So the same mechanism - semi-random phase summation - is at play in smoothing the in-room response of both dipole bass systems and Swarms in the modal region. But the two approaches totally diverge as far as what happens down in the pressure zone! If the energy in the pressure zone is all in-phase (like with four monopole subs), then it sums in-phase. This can result in boom, because in-phase summation is inherently 3 dB louder than the semi-random-phase summation we were getting up in the modal zone. And because of the ear's heightened sensitivity to relative loudness at low frequencies (which is shown in the bunching up of equal-loudness curves south of 100 Hz), a 3 dB emphasis below 40 Hz can sound as big as a 6 dB emphasis up in the midrange region. (This is also an argument for most systems having significant room for improvement in the bass region.)
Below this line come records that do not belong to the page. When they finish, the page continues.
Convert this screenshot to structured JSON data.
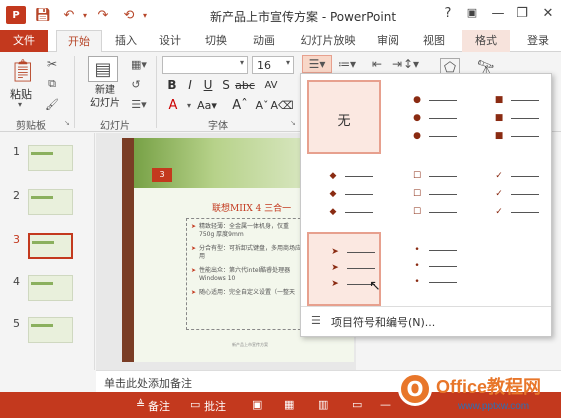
{
  "window": {
    "title": "新产品上市宣传方案 - PowerPoint",
    "help": "?",
    "minimize": "—",
    "restore": "❐",
    "close": "✕"
  },
  "tabs": {
    "file": "文件",
    "home": "开始",
    "insert": "插入",
    "design": "设计",
    "transitions": "切换",
    "animations": "动画",
    "slideshow": "幻灯片放映",
    "review": "审阅",
    "view": "视图",
    "format": "格式",
    "login": "登录"
  },
  "ribbon": {
    "paste": "粘贴",
    "new_slide": "新建\n幻灯片",
    "new_slide_l1": "新建",
    "new_slide_l2": "幻灯片",
    "font_size": "16",
    "groups": {
      "clipboard": "剪贴板",
      "slides": "幻灯片",
      "font": "字体"
    }
  },
  "thumbnails": [
    "1",
    "2",
    "3",
    "4",
    "5"
  ],
  "selected_slide": "3",
  "slide": {
    "number": "3",
    "title": "联想MIIX 4 三合一",
    "bullets": [
      "精致轻薄：全金属一体机身，仅重750g 厚度9mm",
      "分合有型：可拆卸式键盘，多用商场应用",
      "性能出众：第六代intel酷睿处理器Windows 10",
      "随心适用：完全自定义设置（一整天"
    ],
    "footer": "新产品上市宣传方案"
  },
  "notes": {
    "placeholder": "单击此处添加备注"
  },
  "status": {
    "notes": "备注",
    "comments": "批注"
  },
  "bullets_dropdown": {
    "none_label": "无",
    "footer_label": "项目符号和编号(N)...",
    "styles": [
      {
        "name": "none"
      },
      {
        "name": "filled-round",
        "glyph": "●"
      },
      {
        "name": "filled-square",
        "glyph": "■"
      },
      {
        "name": "diamond",
        "glyph": "◆"
      },
      {
        "name": "hollow-square",
        "glyph": "☐"
      },
      {
        "name": "checkmark",
        "glyph": "✓"
      },
      {
        "name": "arrow",
        "glyph": "➤"
      },
      {
        "name": "small-dot",
        "glyph": "•"
      }
    ]
  },
  "watermark": {
    "brand": "Office教程网",
    "url": "www.pptxw.com"
  },
  "colors": {
    "accent": "#c3391e",
    "selected_cell": "#fbe8e1"
  }
}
With a dipole, at very long wavelengths the situation is kinda the same but the outcome is totally different. In the region where all of the reflections are happening within 1/4 wavelength, we have half of the energy with one polarity and half with the opposite! The net sum would be complete cancellation ( making it a "no-pressure zone"?). In practice the cancellation isn't complete, but it is severe, and as a result dipole bass tends to have poor impact unless a) the room is very large (pushing the "no-pressure zone" down very low in frequency) and b) the dipole bass system actually does go very low (which requires a very large baffle and/or a lot of EQ).
So intelligently-distributed monopoles can match the in-room smoothness of dipoles in the modal zone as long as we use enough monopoles. But down in the pressure zone, the monopoles tend towards having about 3 dB of excess energy, while the dipoles tend towards complete cancellation (virtually no bass energy). Neither situation is ideal, and subjectively "too much low bass" can be even more distracting than "not enough low bass".
But, the Swarm has one final trick up its sleeve! We can reverse the polarity of one of the four subs! Now as we move down into the pressure zone, we have 3/4 of the energy in normal polarity and 1/4 of the energy in reverse polarity, so we end up with neither the low-end over-emphasis of the pure monopole (all woofers in-phase) approach, nor the trending-towards-complete-cancellation of the dipole approach. And by reversing the polarity of one sub, we are also improving the de-correlation up in the modal zone. So we end up with smooth bass all the way down, with no over-emphasis anywhere. And remember, smooth bass is "fast" bass.
Okay, is there another approach that can give similar results? I think so, and it's something Siegfried Linkwitz has been doing for decades: Use dipole bass down to the transition between the modal and pressure zones, and use monopole bass down in the pressure zone. Both approaches work well.
Not all rooms will have a significant pressure zone - open-floorplan rooms won't - so not all of the distinctions made above will be equally applicable. The best answers are probably arrived at on a case-by-case basis. But I think that a good distributed multisub system, well set-up, is competitive with a good dipole system across the modal zone and superior to both dipole and pure monopole (all woofers in-phase) down in the pressure zone.